Page and application data records:
○ ○ ○

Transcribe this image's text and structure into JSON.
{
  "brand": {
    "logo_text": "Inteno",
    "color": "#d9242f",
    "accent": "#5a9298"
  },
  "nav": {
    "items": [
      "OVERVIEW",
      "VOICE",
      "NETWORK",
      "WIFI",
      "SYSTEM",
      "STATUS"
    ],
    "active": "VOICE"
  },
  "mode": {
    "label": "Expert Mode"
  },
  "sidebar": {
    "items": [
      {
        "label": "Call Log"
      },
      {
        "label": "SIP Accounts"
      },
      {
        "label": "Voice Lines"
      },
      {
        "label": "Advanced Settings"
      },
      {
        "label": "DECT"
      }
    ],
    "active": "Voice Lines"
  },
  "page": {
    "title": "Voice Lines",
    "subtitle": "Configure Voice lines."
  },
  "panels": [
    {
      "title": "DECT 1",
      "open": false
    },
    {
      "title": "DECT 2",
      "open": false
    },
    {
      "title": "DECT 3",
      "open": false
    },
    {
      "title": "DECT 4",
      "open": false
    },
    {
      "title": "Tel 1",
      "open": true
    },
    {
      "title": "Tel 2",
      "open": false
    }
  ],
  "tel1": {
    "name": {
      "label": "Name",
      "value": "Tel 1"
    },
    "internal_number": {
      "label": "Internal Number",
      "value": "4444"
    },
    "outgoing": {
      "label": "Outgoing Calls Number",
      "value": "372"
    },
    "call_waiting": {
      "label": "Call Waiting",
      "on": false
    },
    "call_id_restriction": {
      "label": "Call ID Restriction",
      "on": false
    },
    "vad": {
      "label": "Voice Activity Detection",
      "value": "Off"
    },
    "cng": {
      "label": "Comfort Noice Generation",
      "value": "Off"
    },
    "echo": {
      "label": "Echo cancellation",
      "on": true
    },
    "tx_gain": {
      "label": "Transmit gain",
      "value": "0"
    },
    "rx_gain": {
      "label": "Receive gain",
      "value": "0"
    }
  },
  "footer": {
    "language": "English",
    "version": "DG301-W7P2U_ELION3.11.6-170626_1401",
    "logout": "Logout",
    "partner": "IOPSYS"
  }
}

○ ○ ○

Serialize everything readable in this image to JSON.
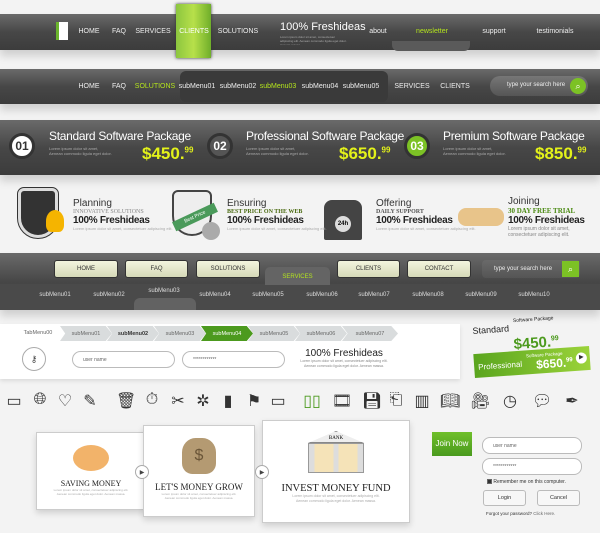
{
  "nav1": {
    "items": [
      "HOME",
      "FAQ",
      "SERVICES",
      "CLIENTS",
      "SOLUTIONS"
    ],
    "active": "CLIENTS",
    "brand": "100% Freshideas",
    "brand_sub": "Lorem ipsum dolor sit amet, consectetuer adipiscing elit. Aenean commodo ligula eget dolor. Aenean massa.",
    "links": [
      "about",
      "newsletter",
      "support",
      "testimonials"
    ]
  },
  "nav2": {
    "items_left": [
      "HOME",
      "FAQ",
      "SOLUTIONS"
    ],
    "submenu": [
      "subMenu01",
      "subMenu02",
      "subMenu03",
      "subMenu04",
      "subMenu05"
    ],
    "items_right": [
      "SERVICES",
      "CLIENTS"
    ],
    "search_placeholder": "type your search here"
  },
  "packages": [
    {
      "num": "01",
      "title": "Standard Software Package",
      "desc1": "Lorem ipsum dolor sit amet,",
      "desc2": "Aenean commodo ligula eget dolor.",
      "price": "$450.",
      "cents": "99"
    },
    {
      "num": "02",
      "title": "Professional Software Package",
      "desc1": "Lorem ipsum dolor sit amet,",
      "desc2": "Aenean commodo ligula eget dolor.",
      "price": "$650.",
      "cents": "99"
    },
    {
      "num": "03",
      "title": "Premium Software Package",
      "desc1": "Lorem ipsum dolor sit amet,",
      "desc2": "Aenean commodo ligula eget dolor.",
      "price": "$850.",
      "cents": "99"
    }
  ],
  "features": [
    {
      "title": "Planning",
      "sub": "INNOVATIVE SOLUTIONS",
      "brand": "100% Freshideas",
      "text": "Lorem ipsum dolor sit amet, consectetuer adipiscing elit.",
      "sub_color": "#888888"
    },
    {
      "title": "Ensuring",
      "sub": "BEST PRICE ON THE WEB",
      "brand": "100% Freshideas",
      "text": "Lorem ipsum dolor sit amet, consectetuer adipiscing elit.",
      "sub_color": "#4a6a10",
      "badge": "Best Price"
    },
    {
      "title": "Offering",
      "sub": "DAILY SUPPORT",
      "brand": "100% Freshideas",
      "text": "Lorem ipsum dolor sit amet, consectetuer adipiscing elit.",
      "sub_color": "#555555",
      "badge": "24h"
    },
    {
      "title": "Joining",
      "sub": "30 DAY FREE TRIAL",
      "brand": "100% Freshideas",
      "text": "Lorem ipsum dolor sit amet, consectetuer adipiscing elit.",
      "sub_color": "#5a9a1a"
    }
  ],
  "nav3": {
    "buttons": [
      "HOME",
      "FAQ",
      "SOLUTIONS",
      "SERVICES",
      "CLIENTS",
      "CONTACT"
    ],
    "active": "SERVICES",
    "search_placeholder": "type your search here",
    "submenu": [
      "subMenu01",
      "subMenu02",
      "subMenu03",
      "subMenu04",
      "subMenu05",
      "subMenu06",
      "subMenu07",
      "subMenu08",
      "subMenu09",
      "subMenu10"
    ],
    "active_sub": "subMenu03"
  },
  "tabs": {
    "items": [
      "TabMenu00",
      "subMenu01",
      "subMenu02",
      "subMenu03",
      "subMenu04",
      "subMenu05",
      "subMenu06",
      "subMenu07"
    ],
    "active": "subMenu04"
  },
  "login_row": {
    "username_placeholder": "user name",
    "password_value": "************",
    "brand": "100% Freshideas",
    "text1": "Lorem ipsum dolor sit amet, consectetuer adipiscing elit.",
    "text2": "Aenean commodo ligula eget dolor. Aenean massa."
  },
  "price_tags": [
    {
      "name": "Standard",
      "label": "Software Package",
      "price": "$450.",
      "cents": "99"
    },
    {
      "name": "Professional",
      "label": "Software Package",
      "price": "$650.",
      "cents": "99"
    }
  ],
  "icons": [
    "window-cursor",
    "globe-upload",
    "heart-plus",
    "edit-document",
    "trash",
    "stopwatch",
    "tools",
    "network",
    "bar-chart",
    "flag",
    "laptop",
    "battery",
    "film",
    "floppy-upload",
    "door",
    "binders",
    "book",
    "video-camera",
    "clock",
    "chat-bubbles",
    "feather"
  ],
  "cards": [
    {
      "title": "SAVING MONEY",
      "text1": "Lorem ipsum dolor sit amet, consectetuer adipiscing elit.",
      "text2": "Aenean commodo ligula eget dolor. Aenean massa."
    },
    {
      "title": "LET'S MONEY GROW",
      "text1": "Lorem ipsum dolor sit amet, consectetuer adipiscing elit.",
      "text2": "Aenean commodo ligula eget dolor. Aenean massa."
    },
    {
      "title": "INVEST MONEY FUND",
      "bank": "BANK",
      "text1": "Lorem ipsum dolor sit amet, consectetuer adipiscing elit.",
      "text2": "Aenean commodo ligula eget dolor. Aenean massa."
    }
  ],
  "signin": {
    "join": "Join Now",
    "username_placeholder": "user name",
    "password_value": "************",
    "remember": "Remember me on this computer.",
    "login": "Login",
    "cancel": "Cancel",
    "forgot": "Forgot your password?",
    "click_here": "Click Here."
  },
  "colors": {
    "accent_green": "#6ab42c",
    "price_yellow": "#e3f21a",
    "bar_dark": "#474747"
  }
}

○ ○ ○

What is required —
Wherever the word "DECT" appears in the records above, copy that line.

Task output —
        "label": "DECT"
      "title": "DECT 1",
      "title": "DECT 2",
      "title": "DECT 3",
      "title": "DECT 4",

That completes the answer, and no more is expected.